And there you have it:  a sweet surprise that will enchant budding cheerleaders everywhere.  And for extra fun, check out A Couple of Craft Addicts Scrap Skirt tutorial and make one of these to go with it:

Get Scrap Busting!  (Oh, and if  you see copies of these projects floating around Etsy in a few months time, do feel free to link to this post and taunt the vendors about their super-original ideas! Hee Hee Hee…)

Hiatus

Quick post to say I’ll be taking a social media hiatus while I deal with some RL issues.  Should you need to get in touch, you can email stacy@re-creations-project.org or phone/text (07729) 459025.  Mobile signals here are unpredictable, so please be patient!  I hope to see you when I come out the other side.

A Scrappy Weekend

Gallery

This gallery contains 12 photos.
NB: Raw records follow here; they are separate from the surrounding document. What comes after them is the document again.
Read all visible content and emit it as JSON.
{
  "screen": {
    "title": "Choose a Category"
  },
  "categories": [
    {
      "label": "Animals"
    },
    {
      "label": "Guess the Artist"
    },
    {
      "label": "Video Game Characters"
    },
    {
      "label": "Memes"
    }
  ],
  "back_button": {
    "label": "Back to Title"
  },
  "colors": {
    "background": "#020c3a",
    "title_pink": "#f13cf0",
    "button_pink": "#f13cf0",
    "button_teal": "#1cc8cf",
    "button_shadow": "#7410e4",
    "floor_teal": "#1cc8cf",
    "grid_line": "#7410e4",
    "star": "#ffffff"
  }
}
During the preparations for Wedstival 2012,I posted this random photo of a DIY scrap lampshade, and promised a tutorial to follow.  Well, I’m just now getting caught up on my blogging backlog, so here goes!  The plan was to create … Continue reading

More Scrapbusting (with style!)
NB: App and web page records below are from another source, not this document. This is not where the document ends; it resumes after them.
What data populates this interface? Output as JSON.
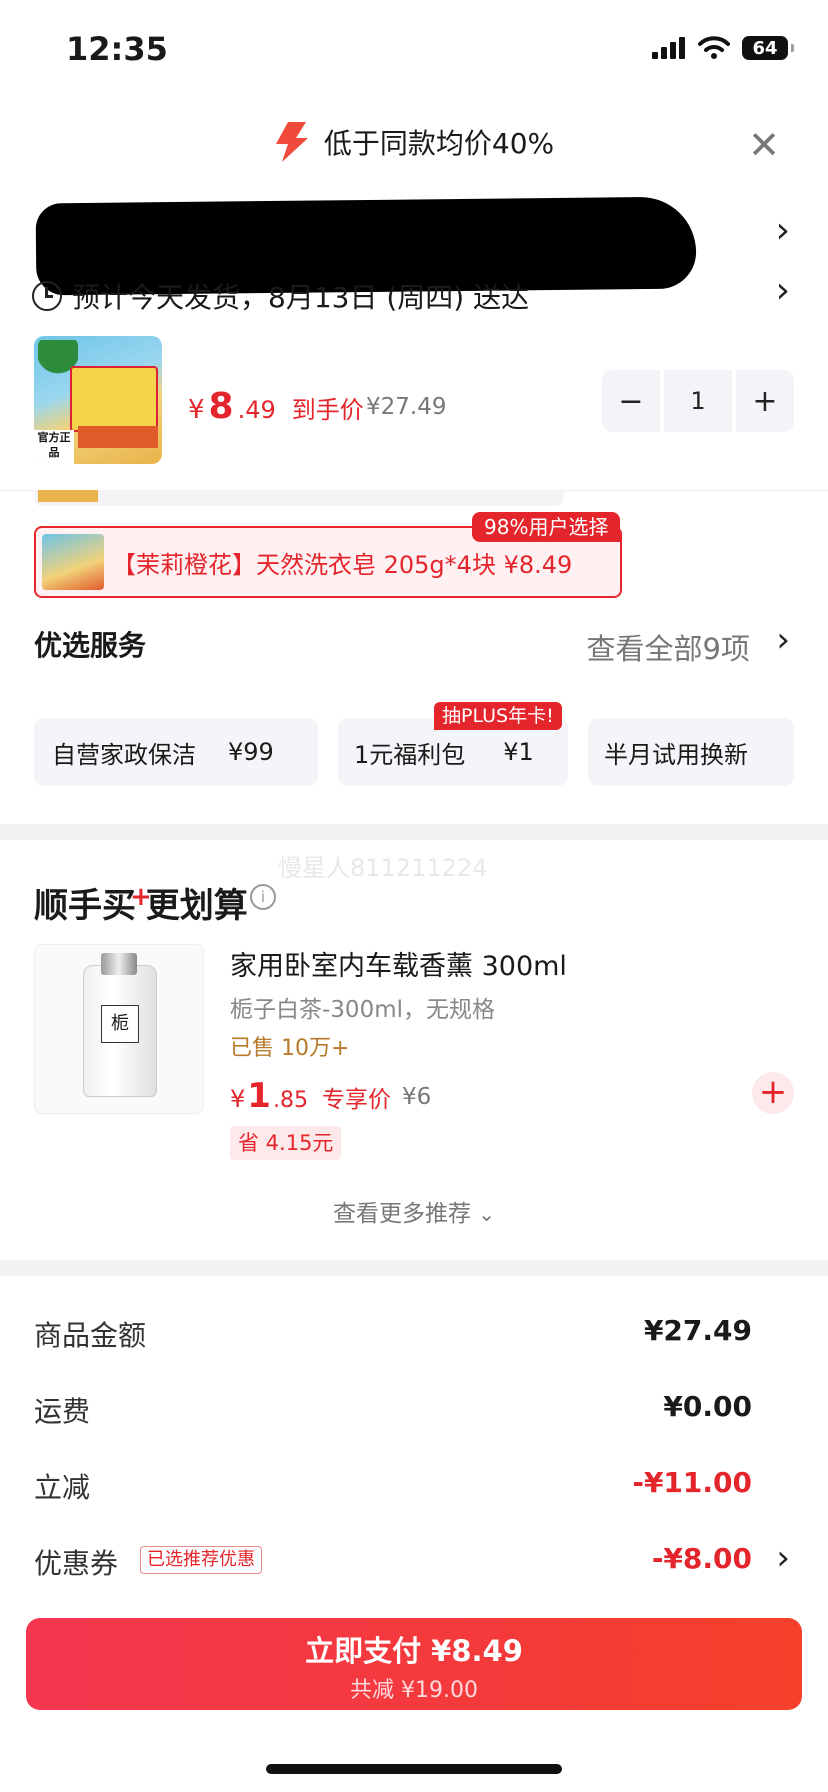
{
  "status_bar": {
    "time": "12:35",
    "battery": "64"
  },
  "header": {
    "banner_text": "低于同款均价40%"
  },
  "delivery": {
    "text": "预计今天发货，8月13日 (周四) 送达"
  },
  "product": {
    "image_tag": "官方正品",
    "price_currency": "¥",
    "price_int": "8",
    "price_dec": ".49",
    "price_label": "到手价",
    "original_price": "¥27.49",
    "quantity": "1"
  },
  "recommended_choice": {
    "badge": "98%用户选择",
    "text": "【茉莉橙花】天然洗衣皂 205g*4块  ¥8.49"
  },
  "services": {
    "title": "优选服务",
    "view_all": "查看全部9项",
    "plus_badge": "抽PLUS年卡!",
    "items": [
      {
        "name": "自营家政保洁",
        "price": "¥99"
      },
      {
        "name": "1元福利包",
        "price": "¥1"
      },
      {
        "name": "半月试用换新",
        "price": ""
      }
    ]
  },
  "watermark": "慢星人811211224",
  "addon": {
    "title_left": "顺手买",
    "title_plus": "+",
    "title_right": "更划算",
    "name": "家用卧室内车载香薰 300ml",
    "spec": "栀子白茶-300ml，无规格",
    "sold": "已售 10万+",
    "price_currency": "¥",
    "price_int": "1",
    "price_dec": ".85",
    "price_label": "专享价",
    "original_price": "¥6",
    "save": "省 4.15元",
    "bottle_label": "栀",
    "more": "查看更多推荐"
  },
  "summary": {
    "goods_label": "商品金额",
    "goods_value": "¥27.49",
    "shipping_label": "运费",
    "shipping_value": "¥0.00",
    "discount_label": "立减",
    "discount_value": "-¥11.00",
    "coupon_label": "优惠券",
    "coupon_tag": "已选推荐优惠",
    "coupon_value": "-¥8.00"
  },
  "pay": {
    "label": "立即支付 ¥8.49",
    "sub": "共减 ¥19.00"
  },
  "colors": {
    "accent": "#e4262c",
    "gold": "#b8792a"
  }
}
This week will be a continued effort to chip away at the massive amount of scraps that the group has built up while working on the wedding.  If you’re anything like us, you may have a few bits of your favourite fabric lurking in the cupboard too.  We’ve found a few great ways to put them to good use!  Here are a couple of bits that we’re working on and several ideas we haven’t even started yet!
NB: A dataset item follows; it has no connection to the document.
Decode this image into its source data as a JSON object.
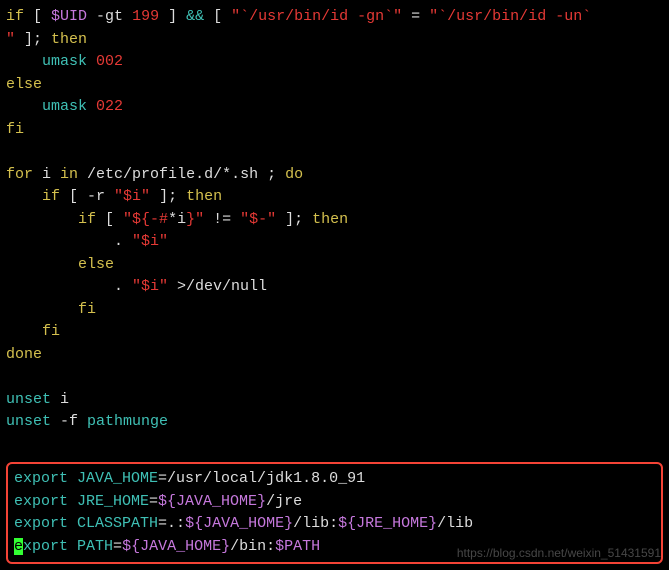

1.  Think Christmas.  (I know it’s August, but that’s one holiday with a nasty habit of sneaking up on us!  Luckily, Zakka Life offer this fab, kid-friendly tutorial for turning your scrap stash into holiday cheer!

2.  More wreaths. Whether its for Christmas or just a pretty decoration with some of your favourite fabrics, scraps can become beautiful wreaths.  You can even use the same technique linked above!    Handy tip:  Follow Rod’s example and use some leftover pipe insulation as a wreath form.  With some creativity (and electrical tape) you can create lovely shapes like his signature love heart.    Rod would also like you to know that his wreath (above, left) will be available in the group’s Etsy Shop later today.

3.  What, you still have more scraps?  Don’t Panic!  Over at The Cart Before the Horse, we found this amazing idea for a fabric scrap mosaic, created by Jo James.  I can’t wait to try one of these.


4.  And finally, if you still haven’t managed to bust your way through your scrap stash… Then it’s time to pull out the big guns.  Uber genius Suzanne Zing at Notes from the Patch posted this amazing tutorial on how to create this gorgeous shag rag rug:  DSC_2315dIt’s so fluffy, I just want to give it a hug!  So that’s what I’m going to be starting on, just as soon as i can get my hands on some plastic fencing.  Boy, and I thought my fingers were tired after tying the bunting!

5.  Scrap busting doesn’t just apply to fabric, either!  Remember these?

(I know, how can you forget when I keep showing them to you?) Anyway, you didn’t think we threw away the bowl part of the wine glass, did you?  Not when we could make these:

Now those are some serious glasses, for some serious wine!  And that lonely saucer in lurking in the cupboard?  Say hello to your new display piece!

saucer candleholderPhew!  After all that scrap-busting I have only one problem:  I need more scraps!